UK Tour Dec 2008-Apr 2009 Martin Marquez Susie Blake John Marquez Thaila Zucchi Sarah Jayne Dunn Josephine Butler

2008 Broadway[edit]

Dates Bernard Berthe Robert Gabriella Gloria Gretchen
April 2008 Bradley Whitford Christine Baranski Mark Rylance Gina Gershon Kathryn Hahn Mary McCormack
Sept 9, 2008 Greg Germann Missi Pyle
Oct. 7, 2008 Rebecca Gayheart Paige Davis

[18]

Adaptations[edit]

References[edit]

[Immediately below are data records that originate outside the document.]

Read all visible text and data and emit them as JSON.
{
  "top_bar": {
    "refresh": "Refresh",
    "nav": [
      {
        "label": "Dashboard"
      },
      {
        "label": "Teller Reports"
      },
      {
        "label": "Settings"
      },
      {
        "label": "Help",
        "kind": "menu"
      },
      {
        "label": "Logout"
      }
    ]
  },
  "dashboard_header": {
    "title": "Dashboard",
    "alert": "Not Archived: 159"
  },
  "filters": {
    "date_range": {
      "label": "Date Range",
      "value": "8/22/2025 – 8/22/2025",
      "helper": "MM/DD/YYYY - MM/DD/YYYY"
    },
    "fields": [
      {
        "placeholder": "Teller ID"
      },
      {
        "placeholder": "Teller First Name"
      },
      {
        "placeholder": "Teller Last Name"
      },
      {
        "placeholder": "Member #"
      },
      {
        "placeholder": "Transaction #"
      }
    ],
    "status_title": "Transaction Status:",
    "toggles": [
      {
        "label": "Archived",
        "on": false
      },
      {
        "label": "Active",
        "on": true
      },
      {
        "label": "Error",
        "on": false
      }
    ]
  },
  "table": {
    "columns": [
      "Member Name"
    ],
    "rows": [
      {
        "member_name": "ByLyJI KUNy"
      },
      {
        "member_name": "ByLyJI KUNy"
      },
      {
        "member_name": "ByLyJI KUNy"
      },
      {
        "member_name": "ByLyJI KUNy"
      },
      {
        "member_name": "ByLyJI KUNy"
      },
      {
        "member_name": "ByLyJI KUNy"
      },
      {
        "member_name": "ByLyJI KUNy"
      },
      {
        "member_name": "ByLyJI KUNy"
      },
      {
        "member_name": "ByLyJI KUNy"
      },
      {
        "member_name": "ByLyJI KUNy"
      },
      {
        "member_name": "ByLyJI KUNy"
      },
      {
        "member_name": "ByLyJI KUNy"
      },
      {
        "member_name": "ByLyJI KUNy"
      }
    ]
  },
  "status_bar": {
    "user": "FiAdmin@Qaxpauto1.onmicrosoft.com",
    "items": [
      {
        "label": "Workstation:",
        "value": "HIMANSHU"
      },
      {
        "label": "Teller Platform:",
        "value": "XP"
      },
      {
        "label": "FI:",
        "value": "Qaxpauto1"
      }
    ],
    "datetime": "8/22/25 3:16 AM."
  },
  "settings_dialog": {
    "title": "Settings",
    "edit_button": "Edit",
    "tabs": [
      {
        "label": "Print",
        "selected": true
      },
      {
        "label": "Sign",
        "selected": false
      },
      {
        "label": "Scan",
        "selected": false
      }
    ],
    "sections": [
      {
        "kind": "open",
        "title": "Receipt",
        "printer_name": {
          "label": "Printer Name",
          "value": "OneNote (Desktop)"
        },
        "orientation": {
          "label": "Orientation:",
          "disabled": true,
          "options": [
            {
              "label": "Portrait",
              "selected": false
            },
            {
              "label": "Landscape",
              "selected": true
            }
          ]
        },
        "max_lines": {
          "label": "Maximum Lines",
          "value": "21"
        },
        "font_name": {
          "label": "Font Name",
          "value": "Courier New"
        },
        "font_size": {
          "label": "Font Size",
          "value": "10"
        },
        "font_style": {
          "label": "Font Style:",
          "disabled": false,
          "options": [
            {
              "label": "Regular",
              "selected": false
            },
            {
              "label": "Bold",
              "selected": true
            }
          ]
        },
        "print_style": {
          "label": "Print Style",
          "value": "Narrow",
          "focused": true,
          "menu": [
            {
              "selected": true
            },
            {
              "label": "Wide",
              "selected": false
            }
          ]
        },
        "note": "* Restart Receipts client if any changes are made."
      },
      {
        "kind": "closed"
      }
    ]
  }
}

  1. ^ a b Mervyn Rothstein (8 June 2008). "Flying High". Playbill. Retrieved 2008-11-04. 
  2. ^ Louis Calta, "New Directors for Lincoln Rep," New York Times, 31 January 1965
  3. ^ Howard Taubman, "Theater: 'Boeing-Boeing' at the Cort," New York Times, 3 February 1965
  4. ^ John Chapman, "It's Jet-Age, but French Farce Isn't," Chicago Tribune, 4 February 1965
  5. ^ "Boeing-Boeing". Wild Rice Theatre Company. 2002. Retrieved 2008-11-04. 
  6. ^ "Boeing Boeing London theatre tickets and information". thisistheatre.com. 23 October 2008. Retrieved 2008-11-04. 
  7. ^ Ben Brantley (5 May 2008). "Up, Up and Away (and Watch Those Swinging Doors". The New York Times. Retrieved 2008-08-11. 
  8. ^ Elyse Sommer (8 May 2008). "Boeing, Boeing Flies Its Daffy Lovers to Broadway". Curtainup. Retrieved 2008-11-04. 
  9. ^ Boeing-Boeing at the Internet Broadway Database
  10. ^ Kenneth Jones (2 December 2008). "Grounded! Hit Boeing-Boeing Will Close Jan. 4, 2009; Tour Planned". Playbill. Retrieved 2008-12-04. 
  11. ^ Lawrence Van Gelder (19 May 2008). "Drama Desk Awards". The New York Times. Retrieved 2008-08-11. 
  12. ^ "Dennis Zacek Interview". YouTube. 28 November 2011. Retrieved 2013-08-06. 
  13. ^ "Drury Lane Theatre & Conference Center". Retrieved 2013-08-06. 
  14. ^ Stef Tovar at the Internet Movie Database
  15. ^ "Daniel Cantor, Department of Theatre". Northwestern University School of Communication. Retrieved 2013-08-06. 
  16. ^ "Dina DiCostanzo". Retrieved 2013-08-06. 
  17. ^ Katherine Keberlein at the Internet Movie Database
  18. ^ Jones, Kenneth."Two New Stews: Davis and Gayheart to Climb Aboard Broadway's Boeing", playbill.com, Sept. 29, 2008

Further reading[edit]

  • Camoletti, Marc; Mithois, Marcel (1961). Boeing-boeing. Avant-scène no. 240 (in French). Paris: L'Avant-scène. pp. 46 pp. OCLC 56696680. 

External links[edit]